++++ INFORMATION ++++

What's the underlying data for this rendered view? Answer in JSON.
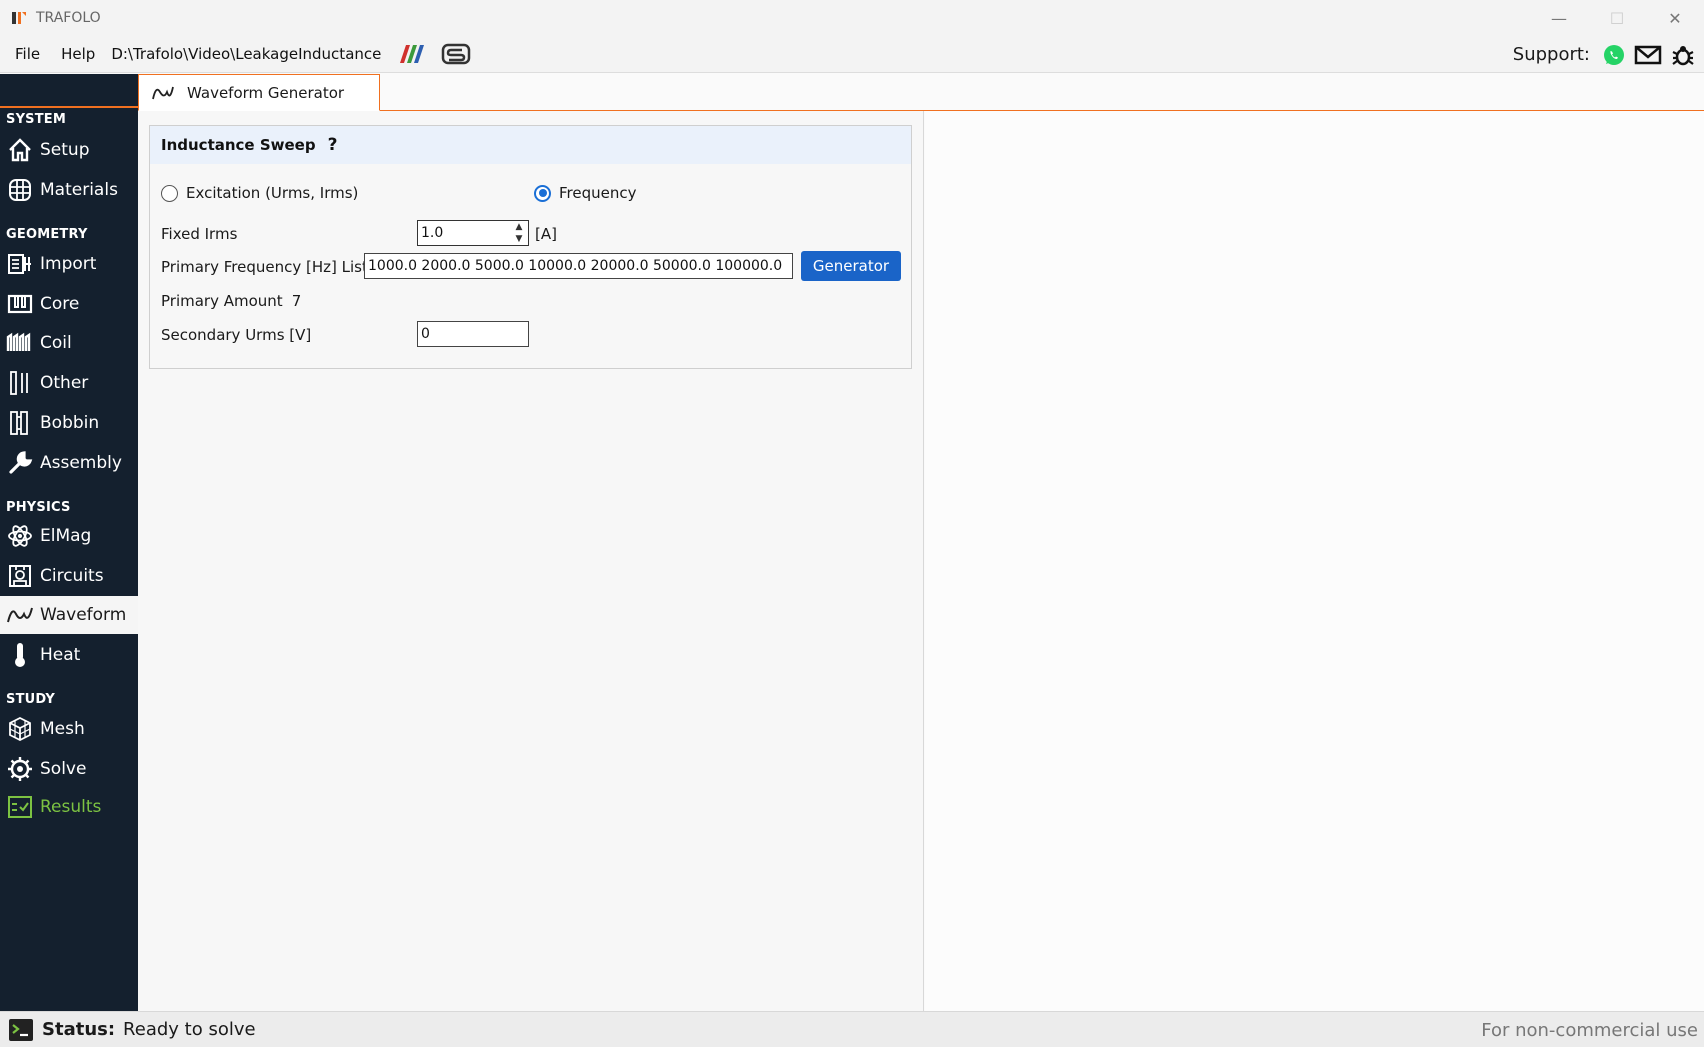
{
  "window": {
    "title": "TRAFOLO",
    "controls": {
      "minimize": "—",
      "maximize": "☐",
      "close": "✕"
    }
  },
  "menubar": {
    "file": "File",
    "help": "Help",
    "path": "D:\\Trafolo\\Video\\LeakageInductance",
    "support_label": "Support:"
  },
  "sidebar": {
    "sections": {
      "system": "SYSTEM",
      "geometry": "GEOMETRY",
      "physics": "PHYSICS",
      "study": "STUDY"
    },
    "items": {
      "setup": "Setup",
      "materials": "Materials",
      "import": "Import",
      "core": "Core",
      "coil": "Coil",
      "other": "Other",
      "bobbin": "Bobbin",
      "assembly": "Assembly",
      "elmag": "ElMag",
      "circuits": "Circuits",
      "waveform": "Waveform",
      "heat": "Heat",
      "mesh": "Mesh",
      "solve": "Solve",
      "results": "Results"
    },
    "active": "waveform"
  },
  "tabs": [
    {
      "label": "Waveform Generator",
      "icon": "sine-wave-icon"
    }
  ],
  "panel": {
    "title": "Inductance Sweep",
    "help": "?",
    "radio_excitation": "Excitation (Urms, Irms)",
    "radio_frequency": "Frequency",
    "selected_mode": "Frequency",
    "fixed_irms_label": "Fixed Irms",
    "fixed_irms_value": "1.0",
    "fixed_irms_unit": "[A]",
    "primary_freq_label": "Primary Frequency [Hz] List",
    "primary_freq_value": "1000.0 2000.0 5000.0 10000.0 20000.0 50000.0 100000.0",
    "generator_button": "Generator",
    "primary_amount_label": "Primary Amount",
    "primary_amount_value": "7",
    "secondary_urms_label": "Secondary Urms [V]",
    "secondary_urms_value": "0"
  },
  "status": {
    "label": "Status:",
    "text": "Ready to solve",
    "right": "For non-commercial use"
  },
  "colors": {
    "sidebar_bg": "#14202e",
    "accent_orange": "#f07020",
    "button_blue": "#1a64c8",
    "results_green": "#7cc242",
    "whatsapp_green": "#25d366"
  }
}
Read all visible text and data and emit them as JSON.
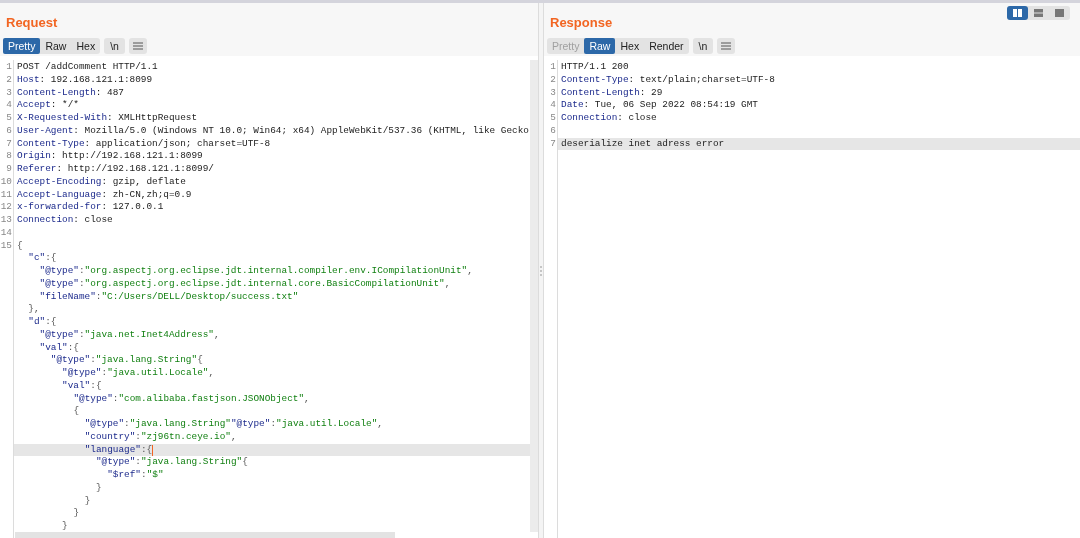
{
  "layout_toggle": [
    {
      "selected": true
    },
    {
      "selected": false
    },
    {
      "selected": false
    }
  ],
  "request": {
    "title": "Request",
    "tabs": [
      {
        "label": "Pretty",
        "selected": true,
        "disabled": false
      },
      {
        "label": "Raw",
        "selected": false,
        "disabled": false
      },
      {
        "label": "Hex",
        "selected": false,
        "disabled": false
      }
    ],
    "newline_button": "\\n",
    "lines": [
      {
        "number": "1",
        "highlighted": false,
        "tokens": [
          {
            "kind": "text",
            "text": "POST /addComment HTTP/1.1"
          }
        ]
      },
      {
        "number": "2",
        "highlighted": false,
        "tokens": [
          {
            "kind": "name",
            "text": "Host"
          },
          {
            "kind": "text",
            "text": ": 192.168.121.1:8099"
          }
        ]
      },
      {
        "number": "3",
        "highlighted": false,
        "tokens": [
          {
            "kind": "name",
            "text": "Content-Length"
          },
          {
            "kind": "text",
            "text": ": 487"
          }
        ]
      },
      {
        "number": "4",
        "highlighted": false,
        "tokens": [
          {
            "kind": "name",
            "text": "Accept"
          },
          {
            "kind": "text",
            "text": ": */*"
          }
        ]
      },
      {
        "number": "5",
        "highlighted": false,
        "tokens": [
          {
            "kind": "name",
            "text": "X-Requested-With"
          },
          {
            "kind": "text",
            "text": ": XMLHttpRequest"
          }
        ]
      },
      {
        "number": "6",
        "highlighted": false,
        "tokens": [
          {
            "kind": "name",
            "text": "User-Agent"
          },
          {
            "kind": "text",
            "text": ": Mozilla/5.0 (Windows NT 10.0; Win64; x64) AppleWebKit/537.36 (KHTML, like Gecko"
          }
        ]
      },
      {
        "number": "7",
        "highlighted": false,
        "tokens": [
          {
            "kind": "name",
            "text": "Content-Type"
          },
          {
            "kind": "text",
            "text": ": application/json; charset=UTF-8"
          }
        ]
      },
      {
        "number": "8",
        "highlighted": false,
        "tokens": [
          {
            "kind": "name",
            "text": "Origin"
          },
          {
            "kind": "text",
            "text": ": http://192.168.121.1:8099"
          }
        ]
      },
      {
        "number": "9",
        "highlighted": false,
        "tokens": [
          {
            "kind": "name",
            "text": "Referer"
          },
          {
            "kind": "text",
            "text": ": http://192.168.121.1:8099/"
          }
        ]
      },
      {
        "number": "10",
        "highlighted": false,
        "tokens": [
          {
            "kind": "name",
            "text": "Accept-Encoding"
          },
          {
            "kind": "text",
            "text": ": gzip, deflate"
          }
        ]
      },
      {
        "number": "11",
        "highlighted": false,
        "tokens": [
          {
            "kind": "name",
            "text": "Accept-Language"
          },
          {
            "kind": "text",
            "text": ": zh-CN,zh;q=0.9"
          }
        ]
      },
      {
        "number": "12",
        "highlighted": false,
        "tokens": [
          {
            "kind": "name",
            "text": "x-forwarded-for"
          },
          {
            "kind": "text",
            "text": ": 127.0.0.1"
          }
        ]
      },
      {
        "number": "13",
        "highlighted": false,
        "tokens": [
          {
            "kind": "name",
            "text": "Connection"
          },
          {
            "kind": "text",
            "text": ": close"
          }
        ]
      },
      {
        "number": "14",
        "highlighted": false
      },
      {
        "number": "15",
        "highlighted": false,
        "tokens": [
          {
            "kind": "punct",
            "text": "{"
          }
        ],
        "children": [
          {
            "highlighted": false,
            "tokens": [
              {
                "kind": "key",
                "text": "\"c\""
              },
              {
                "kind": "punct",
                "text": ":{"
              }
            ],
            "children": [
              {
                "highlighted": false,
                "tokens": [
                  {
                    "kind": "key",
                    "text": "\"@type\""
                  },
                  {
                    "kind": "punct",
                    "text": ":"
                  },
                  {
                    "kind": "string",
                    "text": "\"org.aspectj.org.eclipse.jdt.internal.compiler.env.ICompilationUnit\""
                  },
                  {
                    "kind": "punct",
                    "text": ","
                  }
                ]
              },
              {
                "highlighted": false,
                "tokens": [
                  {
                    "kind": "key",
                    "text": "\"@type\""
                  },
                  {
                    "kind": "punct",
                    "text": ":"
                  },
                  {
                    "kind": "string",
                    "text": "\"org.aspectj.org.eclipse.jdt.internal.core.BasicCompilationUnit\""
                  },
                  {
                    "kind": "punct",
                    "text": ","
                  }
                ]
              },
              {
                "highlighted": false,
                "tokens": [
                  {
                    "kind": "key",
                    "text": "\"fileName\""
                  },
                  {
                    "kind": "punct",
                    "text": ":"
                  },
                  {
                    "kind": "string",
                    "text": "\"C:/Users/DELL/Desktop/success.txt\""
                  }
                ]
              }
            ]
          },
          {
            "highlighted": false,
            "tokens": [
              {
                "kind": "punct",
                "text": "},"
              }
            ]
          },
          {
            "highlighted": false,
            "tokens": [
              {
                "kind": "key",
                "text": "\"d\""
              },
              {
                "kind": "punct",
                "text": ":{"
              }
            ],
            "children": [
              {
                "highlighted": false,
                "tokens": [
                  {
                    "kind": "key",
                    "text": "\"@type\""
                  },
                  {
                    "kind": "punct",
                    "text": ":"
                  },
                  {
                    "kind": "string",
                    "text": "\"java.net.Inet4Address\""
                  },
                  {
                    "kind": "punct",
                    "text": ","
                  }
                ]
              },
              {
                "highlighted": false,
                "tokens": [
                  {
                    "kind": "key",
                    "text": "\"val\""
                  },
                  {
                    "kind": "punct",
                    "text": ":{"
                  }
                ],
                "children": [
                  {
                    "highlighted": false,
                    "tokens": [
                      {
                        "kind": "key",
                        "text": "\"@type\""
                      },
                      {
                        "kind": "punct",
                        "text": ":"
                      },
                      {
                        "kind": "string",
                        "text": "\"java.lang.String\""
                      },
                      {
                        "kind": "punct",
                        "text": "{"
                      }
                    ],
                    "children": [
                      {
                        "highlighted": false,
                        "tokens": [
                          {
                            "kind": "key",
                            "text": "\"@type\""
                          },
                          {
                            "kind": "punct",
                            "text": ":"
                          },
                          {
                            "kind": "string",
                            "text": "\"java.util.Locale\""
                          },
                          {
                            "kind": "punct",
                            "text": ","
                          }
                        ]
                      },
                      {
                        "highlighted": false,
                        "tokens": [
                          {
                            "kind": "key",
                            "text": "\"val\""
                          },
                          {
                            "kind": "punct",
                            "text": ":{"
                          }
                        ],
                        "children": [
                          {
                            "highlighted": false,
                            "tokens": [
                              {
                                "kind": "key",
                                "text": "\"@type\""
                              },
                              {
                                "kind": "punct",
                                "text": ":"
                              },
                              {
                                "kind": "string",
                                "text": "\"com.alibaba.fastjson.JSONObject\""
                              },
                              {
                                "kind": "punct",
                                "text": ","
                              }
                            ]
                          },
                          {
                            "highlighted": false,
                            "tokens": [
                              {
                                "kind": "punct",
                                "text": "{"
                              }
                            ],
                            "children": [
                              {
                                "highlighted": false,
                                "tokens": [
                                  {
                                    "kind": "key",
                                    "text": "\"@type\""
                                  },
                                  {
                                    "kind": "punct",
                                    "text": ":"
                                  },
                                  {
                                    "kind": "string",
                                    "text": "\"java.lang.String\""
                                  },
                                  {
                                    "kind": "key",
                                    "text": "\"@type\""
                                  },
                                  {
                                    "kind": "punct",
                                    "text": ":"
                                  },
                                  {
                                    "kind": "string",
                                    "text": "\"java.util.Locale\""
                                  },
                                  {
                                    "kind": "punct",
                                    "text": ","
                                  }
                                ]
                              },
                              {
                                "highlighted": false,
                                "tokens": [
                                  {
                                    "kind": "key",
                                    "text": "\"country\""
                                  },
                                  {
                                    "kind": "punct",
                                    "text": ":"
                                  },
                                  {
                                    "kind": "string",
                                    "text": "\"zj96tn.ceye.io\""
                                  },
                                  {
                                    "kind": "punct",
                                    "text": ","
                                  }
                                ]
                              },
                              {
                                "highlighted": true,
                                "cursor": true,
                                "tokens": [
                                  {
                                    "kind": "key",
                                    "text": "\"language\""
                                  },
                                  {
                                    "kind": "punct",
                                    "text": ":{"
                                  }
                                ],
                                "children": [
                                  {
                                    "highlighted": false,
                                    "tokens": [
                                      {
                                        "kind": "key",
                                        "text": "\"@type\""
                                      },
                                      {
                                        "kind": "punct",
                                        "text": ":"
                                      },
                                      {
                                        "kind": "string",
                                        "text": "\"java.lang.String\""
                                      },
                                      {
                                        "kind": "punct",
                                        "text": "{"
                                      }
                                    ],
                                    "children": [
                                      {
                                        "highlighted": false,
                                        "tokens": [
                                          {
                                            "kind": "key",
                                            "text": "\"$ref\""
                                          },
                                          {
                                            "kind": "punct",
                                            "text": ":"
                                          },
                                          {
                                            "kind": "string",
                                            "text": "\"$\""
                                          }
                                        ]
                                      }
                                    ]
                                  },
                                  {
                                    "highlighted": false,
                                    "tokens": [
                                      {
                                        "kind": "punct",
                                        "text": "}"
                                      }
                                    ]
                                  }
                                ]
                              },
                              {
                                "highlighted": false,
                                "tokens": [
                                  {
                                    "kind": "punct",
                                    "text": "}"
                                  }
                                ]
                              }
                            ]
                          },
                          {
                            "highlighted": false,
                            "tokens": [
                              {
                                "kind": "punct",
                                "text": "}"
                              }
                            ]
                          }
                        ]
                      },
                      {
                        "highlighted": false,
                        "tokens": [
                          {
                            "kind": "punct",
                            "text": "}"
                          }
                        ]
                      }
                    ]
                  }
                ]
              }
            ]
          }
        ]
      }
    ]
  },
  "response": {
    "title": "Response",
    "tabs": [
      {
        "label": "Pretty",
        "selected": false,
        "disabled": true
      },
      {
        "label": "Raw",
        "selected": true,
        "disabled": false
      },
      {
        "label": "Hex",
        "selected": false,
        "disabled": false
      },
      {
        "label": "Render",
        "selected": false,
        "disabled": false
      }
    ],
    "newline_button": "\\n",
    "lines": [
      {
        "number": "1",
        "highlighted": false,
        "tokens": [
          {
            "kind": "text",
            "text": "HTTP/1.1 200"
          }
        ]
      },
      {
        "number": "2",
        "highlighted": false,
        "tokens": [
          {
            "kind": "name",
            "text": "Content-Type"
          },
          {
            "kind": "text",
            "text": ": text/plain;charset=UTF-8"
          }
        ]
      },
      {
        "number": "3",
        "highlighted": false,
        "tokens": [
          {
            "kind": "name",
            "text": "Content-Length"
          },
          {
            "kind": "text",
            "text": ": 29"
          }
        ]
      },
      {
        "number": "4",
        "highlighted": false,
        "tokens": [
          {
            "kind": "name",
            "text": "Date"
          },
          {
            "kind": "text",
            "text": ": Tue, 06 Sep 2022 08:54:19 GMT"
          }
        ]
      },
      {
        "number": "5",
        "highlighted": false,
        "tokens": [
          {
            "kind": "name",
            "text": "Connection"
          },
          {
            "kind": "text",
            "text": ": close"
          }
        ]
      },
      {
        "number": "6",
        "highlighted": false
      },
      {
        "number": "7",
        "highlighted": true,
        "tokens": [
          {
            "kind": "text",
            "text": "deserialize inet adress error"
          }
        ]
      }
    ]
  }
}
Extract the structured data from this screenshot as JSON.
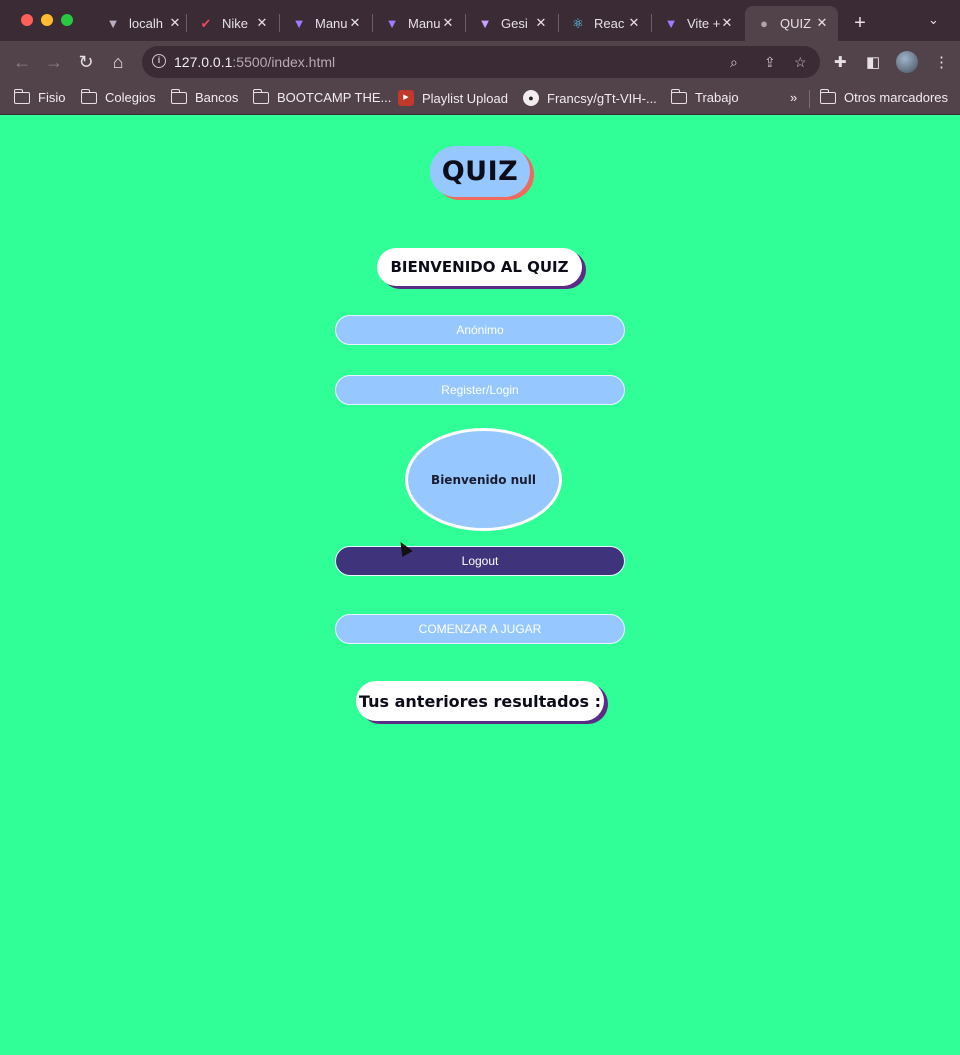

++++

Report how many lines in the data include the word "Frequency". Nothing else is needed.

3